Alexandre Larose, brouillard - passage #14, 2014, 35 mm, color, sound, 10 minutes.


In 1920s French film theory and practice, superimposition was hailed as a way of claiming film as art by injecting subjectivity and making clear that the image was no mere copy of reality. By 1946, in “The Life and Death of Superimposition,” André Bazin argued that this once-vital technique had become but a cheap and ineffective convention for representing the supernatural. At Rotterdam, superimposition was alive indeed, appearing as a privileged device in the work of numerous filmmakers, often to striking visual effect. Positively virtuosic was Alexandre Larose’s exquisite brouillard – passage #14 (2014), a single unedited roll of 35-mm film exposed thirty-nine times as the filmmaker walked down a forest path to the water. But in works such as Basim Magdy’s The Dent (2014) and The Many Colors of the Sky Radiate Forgetfulness (2015), Ben Russell’s Atlantis (2014), and Filipa César’s Mined Soil (2015), forms of multiple exposure and rephotography function as more than an aesthetic; they provide a way to negotiate between reality and representation, leapfrogging over Bazin’s dismissive understanding of superimposition to return to the complex interplay of recording and subjective intervention that characterized its use in the ’20s.

Two terrific films married historical strategies of abstraction with a contemporary interest in cultural reference. Jodie Mack’s Razzle Dazzle (2014) might appear as a pretty, glittery bauble, and indeed it is. But as a flicker film constructed of brocaded and sequined fabrics, it should also be understood as a feminist intervention into the austere tradition of Color Field abstraction most closely associated with Paul Sharits, the subject of a documentary by François Miron that made its international premiere at the festival. Mack works with the tactility and luminosity of these textiles, playfully posing their chintzy cultural associations as a challenge to modernist purity. Jean-Paul Kelly’s The Innocents (2014) concludes with an abstract passage of colored circles that recalls the visual music tradition. This closing section retrospectively sheds light on the film’s opening, in which a series of found photos—including images of Julian Assange and pornography—are punctured by holes colored around the edge. These rhyming sections bookend a reenactment of the Maysles’ Truman Capote documentary, in which fiction and reality merge. Together, the film’s three parts work to question how style and representational convention shape our encounter with supposedly “true” images.

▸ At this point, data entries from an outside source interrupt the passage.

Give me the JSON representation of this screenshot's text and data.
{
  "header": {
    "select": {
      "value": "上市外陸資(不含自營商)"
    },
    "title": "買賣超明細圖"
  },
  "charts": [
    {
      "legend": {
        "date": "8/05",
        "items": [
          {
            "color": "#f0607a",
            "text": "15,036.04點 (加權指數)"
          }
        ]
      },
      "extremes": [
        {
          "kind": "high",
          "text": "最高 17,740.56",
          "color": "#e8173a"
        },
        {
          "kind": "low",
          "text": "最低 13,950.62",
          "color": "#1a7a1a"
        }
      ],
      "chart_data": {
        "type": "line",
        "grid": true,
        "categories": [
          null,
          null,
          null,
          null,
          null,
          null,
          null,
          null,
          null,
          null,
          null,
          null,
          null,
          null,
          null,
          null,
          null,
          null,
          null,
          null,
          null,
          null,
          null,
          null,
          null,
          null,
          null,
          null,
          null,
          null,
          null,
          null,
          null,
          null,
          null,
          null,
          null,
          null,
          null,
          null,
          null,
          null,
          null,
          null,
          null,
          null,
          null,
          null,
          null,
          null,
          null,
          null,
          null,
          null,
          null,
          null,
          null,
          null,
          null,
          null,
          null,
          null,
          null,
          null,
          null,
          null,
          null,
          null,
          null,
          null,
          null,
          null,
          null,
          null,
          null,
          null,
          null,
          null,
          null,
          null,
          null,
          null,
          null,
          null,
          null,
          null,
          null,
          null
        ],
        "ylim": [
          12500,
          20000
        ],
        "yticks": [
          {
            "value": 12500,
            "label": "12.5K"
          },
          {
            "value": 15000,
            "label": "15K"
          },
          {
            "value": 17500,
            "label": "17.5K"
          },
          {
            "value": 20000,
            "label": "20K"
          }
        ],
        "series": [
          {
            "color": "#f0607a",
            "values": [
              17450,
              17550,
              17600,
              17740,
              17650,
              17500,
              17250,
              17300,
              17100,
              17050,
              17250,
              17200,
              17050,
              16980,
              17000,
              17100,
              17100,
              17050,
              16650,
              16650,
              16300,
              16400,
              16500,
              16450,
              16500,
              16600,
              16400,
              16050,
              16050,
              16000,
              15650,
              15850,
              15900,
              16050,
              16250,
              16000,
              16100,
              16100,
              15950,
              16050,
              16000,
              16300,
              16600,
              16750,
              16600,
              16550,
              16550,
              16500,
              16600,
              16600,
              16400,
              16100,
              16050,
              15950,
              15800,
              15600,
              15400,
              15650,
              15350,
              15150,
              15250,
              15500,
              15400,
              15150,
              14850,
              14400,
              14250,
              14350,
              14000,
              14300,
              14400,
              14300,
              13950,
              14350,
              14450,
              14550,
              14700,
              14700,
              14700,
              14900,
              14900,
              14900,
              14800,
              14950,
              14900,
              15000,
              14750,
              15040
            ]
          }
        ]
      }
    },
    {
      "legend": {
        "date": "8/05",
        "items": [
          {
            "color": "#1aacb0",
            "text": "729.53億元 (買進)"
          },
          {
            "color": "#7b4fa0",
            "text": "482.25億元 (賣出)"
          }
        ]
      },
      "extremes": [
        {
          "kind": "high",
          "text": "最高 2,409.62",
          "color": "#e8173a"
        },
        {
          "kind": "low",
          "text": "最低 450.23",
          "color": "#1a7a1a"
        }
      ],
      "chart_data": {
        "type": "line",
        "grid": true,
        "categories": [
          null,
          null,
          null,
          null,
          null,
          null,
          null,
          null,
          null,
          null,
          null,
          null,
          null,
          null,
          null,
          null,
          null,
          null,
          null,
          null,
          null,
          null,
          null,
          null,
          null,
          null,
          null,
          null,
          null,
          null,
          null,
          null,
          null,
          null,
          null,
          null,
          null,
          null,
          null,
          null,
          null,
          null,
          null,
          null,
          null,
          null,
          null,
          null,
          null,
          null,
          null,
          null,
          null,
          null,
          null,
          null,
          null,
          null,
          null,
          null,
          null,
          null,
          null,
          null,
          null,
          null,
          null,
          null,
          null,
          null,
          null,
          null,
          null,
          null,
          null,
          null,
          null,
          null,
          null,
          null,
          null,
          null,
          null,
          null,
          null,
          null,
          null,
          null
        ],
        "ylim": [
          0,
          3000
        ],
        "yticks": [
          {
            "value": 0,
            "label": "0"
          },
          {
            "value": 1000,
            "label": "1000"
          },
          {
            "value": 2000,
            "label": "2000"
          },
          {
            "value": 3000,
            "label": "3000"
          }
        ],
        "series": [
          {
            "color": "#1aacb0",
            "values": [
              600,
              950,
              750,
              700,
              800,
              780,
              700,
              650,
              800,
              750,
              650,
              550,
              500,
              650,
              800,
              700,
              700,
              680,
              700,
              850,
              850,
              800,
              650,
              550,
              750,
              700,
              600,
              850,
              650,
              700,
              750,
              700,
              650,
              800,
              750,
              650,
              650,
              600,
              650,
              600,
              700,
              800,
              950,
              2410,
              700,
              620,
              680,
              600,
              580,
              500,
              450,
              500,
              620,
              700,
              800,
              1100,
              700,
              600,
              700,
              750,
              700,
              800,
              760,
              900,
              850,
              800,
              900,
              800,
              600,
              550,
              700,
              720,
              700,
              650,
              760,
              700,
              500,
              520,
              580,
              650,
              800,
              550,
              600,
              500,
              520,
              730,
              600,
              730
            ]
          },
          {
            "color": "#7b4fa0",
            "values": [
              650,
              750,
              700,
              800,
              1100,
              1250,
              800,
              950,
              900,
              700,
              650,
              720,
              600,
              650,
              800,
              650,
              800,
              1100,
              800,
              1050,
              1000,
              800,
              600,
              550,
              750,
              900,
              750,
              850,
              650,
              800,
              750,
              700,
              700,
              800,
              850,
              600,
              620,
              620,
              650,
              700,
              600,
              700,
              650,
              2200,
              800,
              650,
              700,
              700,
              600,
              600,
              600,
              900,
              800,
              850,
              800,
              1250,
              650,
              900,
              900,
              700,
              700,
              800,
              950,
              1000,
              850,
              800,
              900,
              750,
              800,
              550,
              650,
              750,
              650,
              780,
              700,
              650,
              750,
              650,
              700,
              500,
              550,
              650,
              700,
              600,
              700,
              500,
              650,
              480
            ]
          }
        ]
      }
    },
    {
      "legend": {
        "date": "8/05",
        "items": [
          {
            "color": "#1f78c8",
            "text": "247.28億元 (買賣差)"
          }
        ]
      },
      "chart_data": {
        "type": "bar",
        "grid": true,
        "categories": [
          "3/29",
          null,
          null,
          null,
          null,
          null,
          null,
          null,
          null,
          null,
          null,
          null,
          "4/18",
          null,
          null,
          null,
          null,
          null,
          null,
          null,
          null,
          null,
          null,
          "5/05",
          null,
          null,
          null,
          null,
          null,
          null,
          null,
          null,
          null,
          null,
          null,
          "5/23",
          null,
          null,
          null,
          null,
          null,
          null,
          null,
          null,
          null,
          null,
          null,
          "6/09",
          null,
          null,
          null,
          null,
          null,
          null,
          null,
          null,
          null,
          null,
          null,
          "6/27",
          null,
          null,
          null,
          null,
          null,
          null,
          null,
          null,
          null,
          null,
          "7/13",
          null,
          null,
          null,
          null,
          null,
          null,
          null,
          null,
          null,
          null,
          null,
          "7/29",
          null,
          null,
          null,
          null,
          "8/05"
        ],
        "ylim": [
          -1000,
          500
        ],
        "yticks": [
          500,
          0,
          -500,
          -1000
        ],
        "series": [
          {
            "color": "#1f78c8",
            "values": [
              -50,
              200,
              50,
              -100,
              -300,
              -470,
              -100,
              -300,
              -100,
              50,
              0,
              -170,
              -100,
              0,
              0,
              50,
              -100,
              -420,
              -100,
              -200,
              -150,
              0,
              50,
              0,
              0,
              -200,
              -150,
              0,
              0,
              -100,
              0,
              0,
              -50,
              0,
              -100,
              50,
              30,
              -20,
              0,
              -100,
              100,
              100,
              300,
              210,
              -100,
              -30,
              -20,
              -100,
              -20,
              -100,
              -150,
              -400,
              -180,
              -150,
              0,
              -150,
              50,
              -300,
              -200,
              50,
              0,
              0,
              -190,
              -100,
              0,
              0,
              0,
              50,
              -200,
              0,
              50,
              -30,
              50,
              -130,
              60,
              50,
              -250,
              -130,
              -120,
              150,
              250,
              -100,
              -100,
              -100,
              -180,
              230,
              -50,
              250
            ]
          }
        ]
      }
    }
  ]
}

Three reels from Anne Charlotte Robertson’s Five Year Diary (1981–97), recently restored by Harvard Film Archive, offered an utterly singular experience as devastating as it was rewarding. These intimate Super 8 chronicles of mental illness, environmental concern, and daily experience have a split sound track, with one channel consisting of Robertson speaking in states of psychic distress, while the other offers her more lucid reflections on sound, image, and life. Addressed to her future true love and conceived partly as a form of therapy, these films possess a candor that far surpasses most of what gets called “diary film,” to the point that they are sometimes uncomfortable to watch. But even so, if the eighty-five minutes exhibited at Rotterdam are any indication of the quality of the thirty-six-hour opus, Five Year Diary is a major work deserving of a central place in the history of women’s experimental filmmaking—something that sadly eluded Robinson in her lifetime.

Erika Balsom

The forty-fourth International Film Festival Rotterdam ran January 21–February 1, 2015.